Content starts

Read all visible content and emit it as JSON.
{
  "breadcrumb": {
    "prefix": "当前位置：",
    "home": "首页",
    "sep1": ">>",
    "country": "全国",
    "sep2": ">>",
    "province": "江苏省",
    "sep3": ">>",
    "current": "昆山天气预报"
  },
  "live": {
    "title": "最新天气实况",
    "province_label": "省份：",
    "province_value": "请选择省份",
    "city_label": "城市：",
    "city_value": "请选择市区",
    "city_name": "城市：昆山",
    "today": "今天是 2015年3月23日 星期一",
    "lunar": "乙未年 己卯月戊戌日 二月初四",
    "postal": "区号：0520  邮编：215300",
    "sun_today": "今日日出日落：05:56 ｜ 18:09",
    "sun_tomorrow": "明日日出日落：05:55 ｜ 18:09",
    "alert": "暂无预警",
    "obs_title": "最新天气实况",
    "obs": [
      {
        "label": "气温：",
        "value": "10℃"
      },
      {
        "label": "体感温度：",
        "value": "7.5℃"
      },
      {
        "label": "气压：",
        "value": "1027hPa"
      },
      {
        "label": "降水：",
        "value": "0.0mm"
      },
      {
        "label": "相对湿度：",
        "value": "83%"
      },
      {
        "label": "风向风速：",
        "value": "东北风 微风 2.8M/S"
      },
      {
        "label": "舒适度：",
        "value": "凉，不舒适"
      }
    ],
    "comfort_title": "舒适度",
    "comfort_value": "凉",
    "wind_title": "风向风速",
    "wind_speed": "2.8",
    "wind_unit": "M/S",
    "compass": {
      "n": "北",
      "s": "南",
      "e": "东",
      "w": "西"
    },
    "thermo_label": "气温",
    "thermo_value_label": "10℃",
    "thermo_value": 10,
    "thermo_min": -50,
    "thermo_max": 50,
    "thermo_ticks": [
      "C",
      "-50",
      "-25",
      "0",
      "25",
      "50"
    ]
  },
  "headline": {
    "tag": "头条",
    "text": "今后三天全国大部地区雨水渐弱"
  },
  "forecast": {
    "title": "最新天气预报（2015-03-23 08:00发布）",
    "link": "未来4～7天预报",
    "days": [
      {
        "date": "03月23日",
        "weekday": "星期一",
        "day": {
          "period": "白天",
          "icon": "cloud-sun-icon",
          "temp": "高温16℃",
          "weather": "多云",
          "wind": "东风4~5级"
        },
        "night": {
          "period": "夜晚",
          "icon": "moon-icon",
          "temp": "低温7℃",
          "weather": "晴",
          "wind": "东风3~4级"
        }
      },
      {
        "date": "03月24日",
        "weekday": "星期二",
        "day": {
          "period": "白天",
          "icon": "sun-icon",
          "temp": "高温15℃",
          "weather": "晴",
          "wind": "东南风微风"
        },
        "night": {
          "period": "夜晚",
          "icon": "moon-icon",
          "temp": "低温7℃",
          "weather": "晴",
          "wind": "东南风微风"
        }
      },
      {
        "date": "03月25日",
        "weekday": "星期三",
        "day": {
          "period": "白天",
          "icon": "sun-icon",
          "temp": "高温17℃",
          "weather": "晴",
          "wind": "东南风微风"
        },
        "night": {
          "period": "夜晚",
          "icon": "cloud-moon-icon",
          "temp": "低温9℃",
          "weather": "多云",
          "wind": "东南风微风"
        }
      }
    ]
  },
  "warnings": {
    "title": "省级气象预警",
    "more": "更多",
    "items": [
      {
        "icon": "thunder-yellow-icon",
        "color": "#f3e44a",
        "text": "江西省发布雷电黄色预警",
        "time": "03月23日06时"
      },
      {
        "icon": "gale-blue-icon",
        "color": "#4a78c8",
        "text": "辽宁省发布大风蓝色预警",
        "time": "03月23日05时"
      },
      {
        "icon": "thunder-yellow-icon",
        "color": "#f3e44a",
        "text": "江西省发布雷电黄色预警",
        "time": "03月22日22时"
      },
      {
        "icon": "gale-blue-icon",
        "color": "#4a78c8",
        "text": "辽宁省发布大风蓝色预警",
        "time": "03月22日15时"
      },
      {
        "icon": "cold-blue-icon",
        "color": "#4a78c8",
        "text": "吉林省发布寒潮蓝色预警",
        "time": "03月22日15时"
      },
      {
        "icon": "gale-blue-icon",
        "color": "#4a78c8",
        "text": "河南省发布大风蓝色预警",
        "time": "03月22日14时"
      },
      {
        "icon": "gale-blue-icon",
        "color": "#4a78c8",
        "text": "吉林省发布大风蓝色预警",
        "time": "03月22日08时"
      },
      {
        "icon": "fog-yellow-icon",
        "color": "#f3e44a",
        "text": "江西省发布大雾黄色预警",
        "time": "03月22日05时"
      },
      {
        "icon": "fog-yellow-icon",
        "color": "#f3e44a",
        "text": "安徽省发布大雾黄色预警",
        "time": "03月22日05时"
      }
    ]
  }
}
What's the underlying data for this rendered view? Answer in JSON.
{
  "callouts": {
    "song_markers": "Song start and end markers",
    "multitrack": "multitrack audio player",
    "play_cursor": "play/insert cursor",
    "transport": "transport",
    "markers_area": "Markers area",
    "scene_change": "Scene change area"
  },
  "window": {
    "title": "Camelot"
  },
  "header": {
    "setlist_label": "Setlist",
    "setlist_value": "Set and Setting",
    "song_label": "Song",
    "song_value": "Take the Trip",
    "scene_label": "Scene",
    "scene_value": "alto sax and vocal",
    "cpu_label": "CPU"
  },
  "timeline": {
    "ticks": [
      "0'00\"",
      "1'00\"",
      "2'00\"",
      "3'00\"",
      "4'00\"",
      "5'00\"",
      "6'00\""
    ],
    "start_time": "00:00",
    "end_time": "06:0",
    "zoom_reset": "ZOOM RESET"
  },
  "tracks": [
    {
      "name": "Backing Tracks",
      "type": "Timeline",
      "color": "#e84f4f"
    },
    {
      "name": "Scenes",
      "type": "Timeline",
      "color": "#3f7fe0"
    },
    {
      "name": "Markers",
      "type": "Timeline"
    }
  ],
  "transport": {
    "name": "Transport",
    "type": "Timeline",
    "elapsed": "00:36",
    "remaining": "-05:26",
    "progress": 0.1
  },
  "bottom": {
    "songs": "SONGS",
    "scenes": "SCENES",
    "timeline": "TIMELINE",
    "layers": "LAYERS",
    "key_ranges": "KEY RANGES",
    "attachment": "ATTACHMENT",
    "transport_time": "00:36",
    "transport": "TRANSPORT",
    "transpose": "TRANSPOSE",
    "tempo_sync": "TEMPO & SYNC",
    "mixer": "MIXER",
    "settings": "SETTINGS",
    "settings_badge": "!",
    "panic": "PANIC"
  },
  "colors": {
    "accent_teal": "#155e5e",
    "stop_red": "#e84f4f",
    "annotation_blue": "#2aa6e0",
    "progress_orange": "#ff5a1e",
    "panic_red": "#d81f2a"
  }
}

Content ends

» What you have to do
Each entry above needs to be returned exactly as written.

» Completed task
Read all visible content and emit it as JSON.
{
  "breadcrumb": {
    "prefix": "当前位置：",
    "home": "首页",
    "sep1": ">>",
    "country": "全国",
    "sep2": ">>",
    "province": "江苏省",
    "sep3": ">>",
    "current": "昆山天气预报"
  },
  "live": {
    "title": "最新天气实况",
    "province_label": "省份：",
    "province_value": "请选择省份",
    "city_label": "城市：",
    "city_value": "请选择市区",
    "city_name": "城市：昆山",
    "today": "今天是 2015年3月23日 星期一",
    "lunar": "乙未年 己卯月戊戌日 二月初四",
    "postal": "区号：0520  邮编：215300",
    "sun_today": "今日日出日落：05:56 ｜ 18:09",
    "sun_tomorrow": "明日日出日落：05:55 ｜ 18:09",
    "alert": "暂无预警",
    "obs_title": "最新天气实况",
    "obs": [
      {
        "label": "气温：",
        "value": "10℃"
      },
      {
        "label": "体感温度：",
        "value": "7.5℃"
      },
      {
        "label": "气压：",
        "value": "1027hPa"
      },
      {
        "label": "降水：",
        "value": "0.0mm"
      },
      {
        "label": "相对湿度：",
        "value": "83%"
      },
      {
        "label": "风向风速：",
        "value": "东北风 微风 2.8M/S"
      },
      {
        "label": "舒适度：",
        "value": "凉，不舒适"
      }
    ],
    "comfort_title": "舒适度",
    "comfort_value": "凉",
    "wind_title": "风向风速",
    "wind_speed": "2.8",
    "wind_unit": "M/S",
    "compass": {
      "n": "北",
      "s": "南",
      "e": "东",
      "w": "西"
    },
    "thermo_label": "气温",
    "thermo_value_label": "10℃",
    "thermo_value": 10,
    "thermo_min": -50,
    "thermo_max": 50,
    "thermo_ticks": [
      "C",
      "-50",
      "-25",
      "0",
      "25",
      "50"
    ]
  },
  "headline": {
    "tag": "头条",
    "text": "今后三天全国大部地区雨水渐弱"
  },
  "forecast": {
    "title": "最新天气预报（2015-03-23 08:00发布）",
    "link": "未来4～7天预报",
    "days": [
      {
        "date": "03月23日",
        "weekday": "星期一",
        "day": {
          "period": "白天",
          "icon": "cloud-sun-icon",
          "temp": "高温16℃",
          "weather": "多云",
          "wind": "东风4~5级"
        },
        "night": {
          "period": "夜晚",
          "icon": "moon-icon",
          "temp": "低温7℃",
          "weather": "晴",
          "wind": "东风3~4级"
        }
      },
      {
        "date": "03月24日",
        "weekday": "星期二",
        "day": {
          "period": "白天",
          "icon": "sun-icon",
          "temp": "高温15℃",
          "weather": "晴",
          "wind": "东南风微风"
        },
        "night": {
          "period": "夜晚",
          "icon": "moon-icon",
          "temp": "低温7℃",
          "weather": "晴",
          "wind": "东南风微风"
        }
      },
      {
        "date": "03月25日",
        "weekday": "星期三",
        "day": {
          "period": "白天",
          "icon": "sun-icon",
          "temp": "高温17℃",
          "weather": "晴",
          "wind": "东南风微风"
        },
        "night": {
          "period": "夜晚",
          "icon": "cloud-moon-icon",
          "temp": "低温9℃",
          "weather": "多云",
          "wind": "东南风微风"
        }
      }
    ]
  },
  "warnings": {
    "title": "省级气象预警",
    "more": "更多",
    "items": [
      {
        "icon": "thunder-yellow-icon",
        "color": "#f3e44a",
        "text": "江西省发布雷电黄色预警",
        "time": "03月23日06时"
      },
      {
        "icon": "gale-blue-icon",
        "color": "#4a78c8",
        "text": "辽宁省发布大风蓝色预警",
        "time": "03月23日05时"
      },
      {
        "icon": "thunder-yellow-icon",
        "color": "#f3e44a",
        "text": "江西省发布雷电黄色预警",
        "time": "03月22日22时"
      },
      {
        "icon": "gale-blue-icon",
        "color": "#4a78c8",
        "text": "辽宁省发布大风蓝色预警",
        "time": "03月22日15时"
      },
      {
        "icon": "cold-blue-icon",
        "color": "#4a78c8",
        "text": "吉林省发布寒潮蓝色预警",
        "time": "03月22日15时"
      },
      {
        "icon": "gale-blue-icon",
        "color": "#4a78c8",
        "text": "河南省发布大风蓝色预警",
        "time": "03月22日14时"
      },
      {
        "icon": "gale-blue-icon",
        "color": "#4a78c8",
        "text": "吉林省发布大风蓝色预警",
        "time": "03月22日08时"
      },
      {
        "icon": "fog-yellow-icon",
        "color": "#f3e44a",
        "text": "江西省发布大雾黄色预警",
        "time": "03月22日05时"
      },
      {
        "icon": "fog-yellow-icon",
        "color": "#f3e44a",
        "text": "安徽省发布大雾黄色预警",
        "time": "03月22日05时"
      }
    ]
  }
}
What's the underlying data for this rendered view? Answer in JSON.
{
  "callouts": {
    "song_markers": "Song start and end markers",
    "multitrack": "multitrack audio player",
    "play_cursor": "play/insert cursor",
    "transport": "transport",
    "markers_area": "Markers area",
    "scene_change": "Scene change area"
  },
  "window": {
    "title": "Camelot"
  },
  "header": {
    "setlist_label": "Setlist",
    "setlist_value": "Set and Setting",
    "song_label": "Song",
    "song_value": "Take the Trip",
    "scene_label": "Scene",
    "scene_value": "alto sax and vocal",
    "cpu_label": "CPU"
  },
  "timeline": {
    "ticks": [
      "0'00\"",
      "1'00\"",
      "2'00\"",
      "3'00\"",
      "4'00\"",
      "5'00\"",
      "6'00\""
    ],
    "start_time": "00:00",
    "end_time": "06:0",
    "zoom_reset": "ZOOM RESET"
  },
  "tracks": [
    {
      "name": "Backing Tracks",
      "type": "Timeline",
      "color": "#e84f4f"
    },
    {
      "name": "Scenes",
      "type": "Timeline",
      "color": "#3f7fe0"
    },
    {
      "name": "Markers",
      "type": "Timeline"
    }
  ],
  "transport": {
    "name": "Transport",
    "type": "Timeline",
    "elapsed": "00:36",
    "remaining": "-05:26",
    "progress": 0.1
  },
  "bottom": {
    "songs": "SONGS",
    "scenes": "SCENES",
    "timeline": "TIMELINE",
    "layers": "LAYERS",
    "key_ranges": "KEY RANGES",
    "attachment": "ATTACHMENT",
    "transport_time": "00:36",
    "transport": "TRANSPORT",
    "transpose": "TRANSPOSE",
    "tempo_sync": "TEMPO & SYNC",
    "mixer": "MIXER",
    "settings": "SETTINGS",
    "settings_badge": "!",
    "panic": "PANIC"
  },
  "colors": {
    "accent_teal": "#155e5e",
    "stop_red": "#e84f4f",
    "annotation_blue": "#2aa6e0",
    "progress_orange": "#ff5a1e",
    "panic_red": "#d81f2a"
  }
}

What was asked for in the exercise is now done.